Body of teen Hungarian tourist recovered from river after Pa. boat crash; 2nd body spottedBy Maryclaire Dale, AP
Friday, July 9, 2010
Body of tourist found in Pa. river; 2nd body seen
PHILADELPHIA — The body of one of two missing Hungarians was recovered Friday from the Delaware River near where a 250-foot barge collided with a stalled amphibious sightseeing boat. A second body was later spotted during salvage operations but has not yet been recovered.
A statement from Hungary’s foreign ministry said U.S. authorities had reported that they had recovered the body of a female Hungarian citizen missing since Wednesday’s accident.
Sixteen-year-old Dora Schwendtner was one of two missing passengers. The other, 20-year-old Szabolcs Prem, has not been found.
The girl’s body was recovered at around 4:45 a.m. near the Walt Whitman Bridge by members of the Philadelphia Fire Department, said Coast Guard Petty Officer Crystal Kneen. The bridge is down the river from the site of the collision.
As divers began preparations to haul the sunken boat from the water Friday morning, television cameras captured the image of a body floating face-down near the salvage site. The body surfaced briefly before submerging again.
Police did not immediately comment on whether it could be the body of the missing 20-year-old, but Lt. Frank Vanore confirmed they were searching for the body.
The Georgia company that owns the duck boats operation said Thursday it had followed safety recommendations following a 1999 sinking in Arkansas, but suspend its operations nationwide.
Schwendtner and Prem were among 13 Hungarian students, two Hungarian teachers, four U.S. students and three U.S. teachers on a tour hosted by Marshallton United Methodist Church in suburban Philadelphia.
Black flags were raised at the victims’ school and at city hall in their hometown Friday. School principal Karoly Hansagi told MTI that a candlelight vigil would be held Saturday night in memory of the students.
Salvage crews prepared to raise the sunken boat Friday, but the effort was put on hold while divers sought out the second body.
Tina Rosebrook of Davidson, N.C., told The Associated Press that she was briefly under the bow of the barge. She’d had time to get life jackets on her 10-year-old daughter and 12-year-old niece but not herself. She found a life jacket floating on the river when she surfaced.

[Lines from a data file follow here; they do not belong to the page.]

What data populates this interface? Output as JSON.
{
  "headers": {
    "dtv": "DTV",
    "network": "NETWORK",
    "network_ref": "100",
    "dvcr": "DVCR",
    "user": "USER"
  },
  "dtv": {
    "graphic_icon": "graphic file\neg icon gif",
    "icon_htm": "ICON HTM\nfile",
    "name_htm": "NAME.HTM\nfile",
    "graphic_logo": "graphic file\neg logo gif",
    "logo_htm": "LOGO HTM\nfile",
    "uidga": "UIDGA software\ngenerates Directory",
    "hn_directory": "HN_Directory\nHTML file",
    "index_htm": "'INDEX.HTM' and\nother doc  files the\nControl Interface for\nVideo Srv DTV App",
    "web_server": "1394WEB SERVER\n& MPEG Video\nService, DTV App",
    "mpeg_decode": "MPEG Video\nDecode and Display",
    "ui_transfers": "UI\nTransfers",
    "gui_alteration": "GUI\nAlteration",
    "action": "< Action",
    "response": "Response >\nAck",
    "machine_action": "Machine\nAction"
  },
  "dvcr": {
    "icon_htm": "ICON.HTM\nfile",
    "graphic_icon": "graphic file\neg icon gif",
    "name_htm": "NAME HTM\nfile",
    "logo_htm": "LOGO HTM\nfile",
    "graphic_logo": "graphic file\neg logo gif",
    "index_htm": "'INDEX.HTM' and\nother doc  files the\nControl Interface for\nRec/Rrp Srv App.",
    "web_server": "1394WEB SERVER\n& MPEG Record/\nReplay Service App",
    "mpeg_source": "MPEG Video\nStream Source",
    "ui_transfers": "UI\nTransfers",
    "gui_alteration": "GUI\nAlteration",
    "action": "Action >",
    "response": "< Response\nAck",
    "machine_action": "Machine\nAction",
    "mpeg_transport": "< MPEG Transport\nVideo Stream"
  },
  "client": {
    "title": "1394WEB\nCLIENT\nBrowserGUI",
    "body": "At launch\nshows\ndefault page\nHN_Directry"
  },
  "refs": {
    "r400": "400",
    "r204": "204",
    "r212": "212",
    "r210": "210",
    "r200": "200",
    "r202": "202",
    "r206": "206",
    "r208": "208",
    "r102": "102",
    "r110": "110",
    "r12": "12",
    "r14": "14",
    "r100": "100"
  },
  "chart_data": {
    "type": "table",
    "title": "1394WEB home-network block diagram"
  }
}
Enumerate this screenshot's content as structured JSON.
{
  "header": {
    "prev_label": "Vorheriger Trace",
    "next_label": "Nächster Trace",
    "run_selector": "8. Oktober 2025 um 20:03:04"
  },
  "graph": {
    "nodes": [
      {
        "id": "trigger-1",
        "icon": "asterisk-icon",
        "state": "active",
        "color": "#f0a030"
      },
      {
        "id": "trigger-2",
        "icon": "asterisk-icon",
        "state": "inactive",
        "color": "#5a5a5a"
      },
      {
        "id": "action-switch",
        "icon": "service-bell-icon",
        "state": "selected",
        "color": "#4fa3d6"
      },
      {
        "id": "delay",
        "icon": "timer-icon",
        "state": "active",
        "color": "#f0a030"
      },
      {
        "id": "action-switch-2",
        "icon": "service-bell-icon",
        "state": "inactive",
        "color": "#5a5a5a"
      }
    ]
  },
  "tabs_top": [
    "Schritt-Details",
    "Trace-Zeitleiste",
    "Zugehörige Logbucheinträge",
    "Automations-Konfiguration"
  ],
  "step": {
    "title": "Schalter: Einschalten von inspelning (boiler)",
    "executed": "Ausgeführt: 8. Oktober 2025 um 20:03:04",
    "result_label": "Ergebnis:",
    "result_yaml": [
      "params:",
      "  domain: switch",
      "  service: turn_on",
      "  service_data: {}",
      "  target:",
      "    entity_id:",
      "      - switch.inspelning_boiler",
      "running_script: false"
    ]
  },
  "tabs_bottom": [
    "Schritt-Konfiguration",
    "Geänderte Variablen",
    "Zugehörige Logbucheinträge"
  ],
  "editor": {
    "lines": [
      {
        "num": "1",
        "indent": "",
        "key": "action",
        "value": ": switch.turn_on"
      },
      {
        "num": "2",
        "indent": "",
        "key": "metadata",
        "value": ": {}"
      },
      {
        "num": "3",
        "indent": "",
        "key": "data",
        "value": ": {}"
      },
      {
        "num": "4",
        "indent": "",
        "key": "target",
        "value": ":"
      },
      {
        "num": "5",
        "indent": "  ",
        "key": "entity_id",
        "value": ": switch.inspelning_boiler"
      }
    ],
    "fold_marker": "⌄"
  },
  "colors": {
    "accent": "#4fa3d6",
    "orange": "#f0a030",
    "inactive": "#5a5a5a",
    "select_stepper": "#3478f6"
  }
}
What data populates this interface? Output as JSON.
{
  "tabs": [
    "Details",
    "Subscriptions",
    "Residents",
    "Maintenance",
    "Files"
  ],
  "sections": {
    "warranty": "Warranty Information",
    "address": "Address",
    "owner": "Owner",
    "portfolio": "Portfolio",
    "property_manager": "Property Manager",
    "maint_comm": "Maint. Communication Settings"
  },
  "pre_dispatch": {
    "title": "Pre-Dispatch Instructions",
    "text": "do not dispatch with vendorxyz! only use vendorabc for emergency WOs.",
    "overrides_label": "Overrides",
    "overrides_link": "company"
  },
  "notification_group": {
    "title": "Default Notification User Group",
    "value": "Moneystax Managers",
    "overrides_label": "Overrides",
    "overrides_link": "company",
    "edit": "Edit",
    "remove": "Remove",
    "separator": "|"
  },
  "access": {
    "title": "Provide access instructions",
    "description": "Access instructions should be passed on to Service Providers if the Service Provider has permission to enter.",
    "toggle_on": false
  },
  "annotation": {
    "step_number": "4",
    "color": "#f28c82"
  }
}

Police rescue boats arrived and helped them out of the water almost as quickly as they’d been submerged.
On Thursday, National Transportation Safety Board Investigators dug into their efforts to reconstruct what went wrong. They expected to spend more than a week working in Philadelphia before heading back to Washington, D.C., to continue their investigation.
Board member Robert Sumwalt said the agency would look into the condition of the vessels and whether proper protocols were in place and were followed. The NTSB planned to interview those aboard the boats, listen to recordings of radio transmissions and study videos from cameras posted nearby by the City of Philadelphia and at least two television stations.
Ride the Ducks President Chris Herschend said Friday the duck boat captain, Gary Fox, told him that he put out the distress call on Channel 13, which is monitored by boaters but not recorded.
The Coast Guard has said it received a transmission over an emergency channel around the time of the collision, but no voices or other recognizable sounds could be discerned.
Sumwalt said the experience and condition of the two-member crew of the duck boat and the five-member crew of the tug would be checked out. He said tests showed none had been drinking. Drug test results were expected in about a week.
Inspection records for the sunken duck boat have been turned over to the NTSB.
Ride the Ducks, has been in Philadelphia since 2003. Passengers are driven on a tour of the Old City neighborhood near Independence Hall before riding into the Delaware River from a ramp south of the Ben Franklin Bridge.
Contributing to this report were Associated Press writers Patrick Walters and Randy Pennell in Philadelphia, Pablo Gorondi in Budapest, Hungary, and Joan Lowy in Washington.
Tags: Accidents, Eastern Europe, Europe, Hungary, North America, Pennsylvania, Philadelphia, Transportation, United States